PROMPT :: Each record below needs to be written out exactly as it reads.

DATA ::
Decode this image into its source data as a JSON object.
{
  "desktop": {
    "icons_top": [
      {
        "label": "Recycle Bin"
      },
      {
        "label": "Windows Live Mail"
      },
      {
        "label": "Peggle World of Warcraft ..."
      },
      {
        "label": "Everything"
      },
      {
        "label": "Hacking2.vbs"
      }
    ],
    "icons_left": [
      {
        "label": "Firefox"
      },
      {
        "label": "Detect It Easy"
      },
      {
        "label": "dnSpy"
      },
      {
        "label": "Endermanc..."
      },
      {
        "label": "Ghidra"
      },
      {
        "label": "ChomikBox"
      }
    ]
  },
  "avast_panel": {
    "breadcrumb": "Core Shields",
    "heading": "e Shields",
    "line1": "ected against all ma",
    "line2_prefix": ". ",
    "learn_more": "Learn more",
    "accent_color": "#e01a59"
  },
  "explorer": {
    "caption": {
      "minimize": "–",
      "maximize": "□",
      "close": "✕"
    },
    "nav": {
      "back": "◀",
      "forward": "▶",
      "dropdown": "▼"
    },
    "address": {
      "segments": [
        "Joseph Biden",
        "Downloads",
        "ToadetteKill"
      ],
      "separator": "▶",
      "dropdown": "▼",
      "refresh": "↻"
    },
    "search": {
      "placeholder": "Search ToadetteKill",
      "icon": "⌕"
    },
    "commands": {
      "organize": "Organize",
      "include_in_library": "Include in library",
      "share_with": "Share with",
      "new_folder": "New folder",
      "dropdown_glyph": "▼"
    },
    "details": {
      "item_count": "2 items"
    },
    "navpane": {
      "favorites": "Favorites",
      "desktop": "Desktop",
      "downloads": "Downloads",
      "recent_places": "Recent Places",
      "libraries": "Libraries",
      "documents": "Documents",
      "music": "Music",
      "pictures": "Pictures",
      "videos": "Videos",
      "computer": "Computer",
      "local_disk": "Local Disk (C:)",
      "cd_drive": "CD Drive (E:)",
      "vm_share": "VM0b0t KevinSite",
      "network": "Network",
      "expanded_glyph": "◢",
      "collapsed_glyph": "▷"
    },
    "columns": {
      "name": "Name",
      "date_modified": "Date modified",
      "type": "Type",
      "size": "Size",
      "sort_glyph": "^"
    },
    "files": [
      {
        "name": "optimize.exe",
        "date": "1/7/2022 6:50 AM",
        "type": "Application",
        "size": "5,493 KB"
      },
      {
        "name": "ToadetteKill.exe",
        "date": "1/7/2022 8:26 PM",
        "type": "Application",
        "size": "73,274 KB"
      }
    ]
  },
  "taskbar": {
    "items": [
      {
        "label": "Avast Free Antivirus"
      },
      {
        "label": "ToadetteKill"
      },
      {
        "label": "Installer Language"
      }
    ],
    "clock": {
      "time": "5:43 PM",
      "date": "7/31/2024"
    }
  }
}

REPLY ::
Decode this image into its source data as a JSON object.
{
  "desktop": {
    "icons_top": [
      {
        "label": "Recycle Bin"
      },
      {
        "label": "Windows Live Mail"
      },
      {
        "label": "Peggle World of Warcraft ..."
      },
      {
        "label": "Everything"
      },
      {
        "label": "Hacking2.vbs"
      }
    ],
    "icons_left": [
      {
        "label": "Firefox"
      },
      {
        "label": "Detect It Easy"
      },
      {
        "label": "dnSpy"
      },
      {
        "label": "Endermanc..."
      },
      {
        "label": "Ghidra"
      },
      {
        "label": "ChomikBox"
      }
    ]
  },
  "avast_panel": {
    "breadcrumb": "Core Shields",
    "heading": "e Shields",
    "line1": "ected against all ma",
    "line2_prefix": ". ",
    "learn_more": "Learn more",
    "accent_color": "#e01a59"
  },
  "explorer": {
    "caption": {
      "minimize": "–",
      "maximize": "□",
      "close": "✕"
    },
    "nav": {
      "back": "◀",
      "forward": "▶",
      "dropdown": "▼"
    },
    "address": {
      "segments": [
        "Joseph Biden",
        "Downloads",
        "ToadetteKill"
      ],
      "separator": "▶",
      "dropdown": "▼",
      "refresh": "↻"
    },
    "search": {
      "placeholder": "Search ToadetteKill",
      "icon": "⌕"
    },
    "commands": {
      "organize": "Organize",
      "include_in_library": "Include in library",
      "share_with": "Share with",
      "new_folder": "New folder",
      "dropdown_glyph": "▼"
    },
    "details": {
      "item_count": "2 items"
    },
    "navpane": {
      "favorites": "Favorites",
      "desktop": "Desktop",
      "downloads": "Downloads",
      "recent_places": "Recent Places",
      "libraries": "Libraries",
      "documents": "Documents",
      "music": "Music",
      "pictures": "Pictures",
      "videos": "Videos",
      "computer": "Computer",
      "local_disk": "Local Disk (C:)",
      "cd_drive": "CD Drive (E:)",
      "vm_share": "VM0b0t KevinSite",
      "network": "Network",
      "expanded_glyph": "◢",
      "collapsed_glyph": "▷"
    },
    "columns": {
      "name": "Name",
      "date_modified": "Date modified",
      "type": "Type",
      "size": "Size",
      "sort_glyph": "^"
    },
    "files": [
      {
        "name": "optimize.exe",
        "date": "1/7/2022 6:50 AM",
        "type": "Application",
        "size": "5,493 KB"
      },
      {
        "name": "ToadetteKill.exe",
        "date": "1/7/2022 8:26 PM",
        "type": "Application",
        "size": "73,274 KB"
      }
    ]
  },
  "taskbar": {
    "items": [
      {
        "label": "Avast Free Antivirus"
      },
      {
        "label": "ToadetteKill"
      },
      {
        "label": "Installer Language"
      }
    ],
    "clock": {
      "time": "5:43 PM",
      "date": "7/31/2024"
    }
  }
}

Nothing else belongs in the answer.